1. Not finding help here? Sign up for a free 30min tutor trial with Chegg Tutors
    Dismiss Notice
Dismiss Notice
Join Physics Forums Today!
The friendliest, high quality science and math community on the planet! Everyone who loves science is here!

Homework help

  1. Oct 4, 2005 #1
    I'm having problems with the following two problems. Thank you for any help!
    72) A skiier coasts down a very smooth 10-meter high slope. If the speed of the skiier on the top of the slope is 5.0m/s, what is his speed at the bottom of the slope?
    I calculated 2gy= v2 and plugged in v= sq root (2x 9.8m/s2 x10m)= 14m/s Does this look correct? We did an example like this in class but we used vinitial = 0 m/s where its 5.0m/s in this problem so I dont know how to go on from there!
    79) In #72, if the skiier has a mass of 60kg and the force of friction retards his motion by doing 2500 J of work, what is his speed at the bottom of the slope?
    I know that there is an equation v= sq root (vo2 - 2ukmgd) but I dont know where to plug #s in or if this is even the right equation?!
    Thanks again!
     
  2. jcsd
  3. Oct 4, 2005 #2

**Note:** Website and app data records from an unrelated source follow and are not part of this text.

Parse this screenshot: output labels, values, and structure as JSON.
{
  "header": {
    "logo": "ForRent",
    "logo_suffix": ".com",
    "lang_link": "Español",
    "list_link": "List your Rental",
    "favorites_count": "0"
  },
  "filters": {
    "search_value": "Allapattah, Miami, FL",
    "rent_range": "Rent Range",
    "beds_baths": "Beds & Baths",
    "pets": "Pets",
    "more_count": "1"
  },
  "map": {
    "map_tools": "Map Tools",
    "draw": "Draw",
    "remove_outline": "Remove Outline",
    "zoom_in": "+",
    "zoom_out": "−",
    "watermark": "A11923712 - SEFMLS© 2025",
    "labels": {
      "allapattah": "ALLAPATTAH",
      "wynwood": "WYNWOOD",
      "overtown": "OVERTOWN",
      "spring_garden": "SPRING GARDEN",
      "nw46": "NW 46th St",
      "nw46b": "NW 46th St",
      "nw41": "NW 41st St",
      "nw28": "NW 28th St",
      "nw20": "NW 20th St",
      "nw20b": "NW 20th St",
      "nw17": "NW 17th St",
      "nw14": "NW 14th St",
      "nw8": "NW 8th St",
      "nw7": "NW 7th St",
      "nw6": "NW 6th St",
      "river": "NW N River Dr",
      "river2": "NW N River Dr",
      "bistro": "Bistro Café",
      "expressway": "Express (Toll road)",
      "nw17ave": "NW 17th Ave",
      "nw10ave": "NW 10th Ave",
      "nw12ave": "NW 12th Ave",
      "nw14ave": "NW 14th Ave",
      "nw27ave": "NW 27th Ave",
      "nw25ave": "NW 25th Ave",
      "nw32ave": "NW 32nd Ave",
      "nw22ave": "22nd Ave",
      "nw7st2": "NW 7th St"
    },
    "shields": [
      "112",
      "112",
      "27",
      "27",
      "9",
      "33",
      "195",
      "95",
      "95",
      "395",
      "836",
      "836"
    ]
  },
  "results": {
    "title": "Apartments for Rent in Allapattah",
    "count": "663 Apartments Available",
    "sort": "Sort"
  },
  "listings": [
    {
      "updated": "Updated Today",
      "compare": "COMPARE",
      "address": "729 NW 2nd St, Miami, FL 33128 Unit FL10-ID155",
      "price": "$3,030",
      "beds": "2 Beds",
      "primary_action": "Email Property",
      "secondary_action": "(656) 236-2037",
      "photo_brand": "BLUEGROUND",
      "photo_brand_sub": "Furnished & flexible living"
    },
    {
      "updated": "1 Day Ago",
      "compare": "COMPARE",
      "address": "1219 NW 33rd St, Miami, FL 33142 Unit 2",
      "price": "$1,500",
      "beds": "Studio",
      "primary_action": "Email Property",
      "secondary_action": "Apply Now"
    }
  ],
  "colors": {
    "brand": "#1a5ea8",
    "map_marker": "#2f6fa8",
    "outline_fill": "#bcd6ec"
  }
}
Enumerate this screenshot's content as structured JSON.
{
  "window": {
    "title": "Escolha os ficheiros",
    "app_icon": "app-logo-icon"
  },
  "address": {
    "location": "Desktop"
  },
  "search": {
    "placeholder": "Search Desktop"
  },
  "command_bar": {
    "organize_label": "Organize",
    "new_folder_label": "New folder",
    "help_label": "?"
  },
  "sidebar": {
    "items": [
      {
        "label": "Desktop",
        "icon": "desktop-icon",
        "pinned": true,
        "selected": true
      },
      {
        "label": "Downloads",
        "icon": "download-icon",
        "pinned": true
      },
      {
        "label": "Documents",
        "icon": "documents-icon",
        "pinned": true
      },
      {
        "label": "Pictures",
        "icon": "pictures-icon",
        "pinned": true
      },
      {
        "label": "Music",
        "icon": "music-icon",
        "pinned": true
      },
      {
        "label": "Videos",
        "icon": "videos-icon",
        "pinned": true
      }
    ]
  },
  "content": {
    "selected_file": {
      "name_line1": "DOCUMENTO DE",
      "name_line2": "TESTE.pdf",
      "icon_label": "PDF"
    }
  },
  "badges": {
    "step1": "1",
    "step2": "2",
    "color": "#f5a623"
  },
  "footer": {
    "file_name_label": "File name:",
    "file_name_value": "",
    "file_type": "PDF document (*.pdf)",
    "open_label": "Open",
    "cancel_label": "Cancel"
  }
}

    Päällikkö

    User Avatar
    Homework Helper

    The principle of conservation of energy:
    [tex]K_A + U_A \pm W = K_B + U_B[/tex]

    Can you take it from here?
     
  4. Oct 4, 2005 #3
    No- that makes me more confused!
     
  5. Oct 4, 2005 #4

    Päällikkö

    User Avatar
    Homework Helper

    Oh, sorry :).
    Well the above equation translates in this case into:
    [tex]\frac{1}{2}mv_A^2 + mgh_A \pm W = \frac{1}{2}mv_B^2 + mgh_B[/tex]

    Does this help at all?
     
  6. Oct 4, 2005 #5
    ok- i can figure out # 72 now but How do I apply the "force of friction retards his motion by doing 2500 J of work" in #79>?
     
  7. Oct 4, 2005 #6
    Also, I calculated #72 out, and I'm getting 5.0 m/s but I dont understand how the speed is the same?!
     
  8. Oct 4, 2005 #7

    Tom Mattson

    User Avatar
    Staff Emeritus
    Science Advisor
    Gold Member

    OK, let's back up here.

    No, it is wrong.

    Write down an expression for the total energy at the top of the slope, and another expression for the total energy at the bottom. Then apply the law of conservation of energy, just like Päällikkö said. W represents the work done by nonconservative forces. Since #72 doesn't mention friction, you can set W=0 for that one.

    It is not the correct equation. Again, you have to apply the law of conservation of energy, and this time the work W is not zero.

    Brianna, you seem to be looking for a formula that will solve every problem, instead of thinking about the problem. You can't do physics formulaically. You have to do some analysis wherein you apply physical principles, and in this case the principle is the law of conservation of energy.
     
  9. Oct 4, 2005 #8
    Ok- i'm sorry to keep asking about the same questions but I tried to apply the law of conservation of energy to the two problems and I'm not coming out with the right answers:
    72) I understand that PE at the top of the hill will be zero because the object is already moving, and it will also be 0 at the bottom of the hill because y=0. Applying this, that should leave KEa = KEb: .5mv2a= .5mv2b. This gives me .5(5)2 = .5v2 because m will cancel out. After calculating, I'm winding up with 5 m/s but that can't be the correct answer because the speed should increase as the skiier slides down the hill.
    79) Again, PE should be zero at the top and bottom of the hill but now W is involved. SO I plugged in .5(60kg)(5)2 +2500 J = .5(60kg)(v)2. I calculated this out and got 10 m/s but I was told the answer is 12 m/s
     
Know someone interested in this topic? Share this thread via Reddit, Google+, Twitter, or Facebook

Have something to add?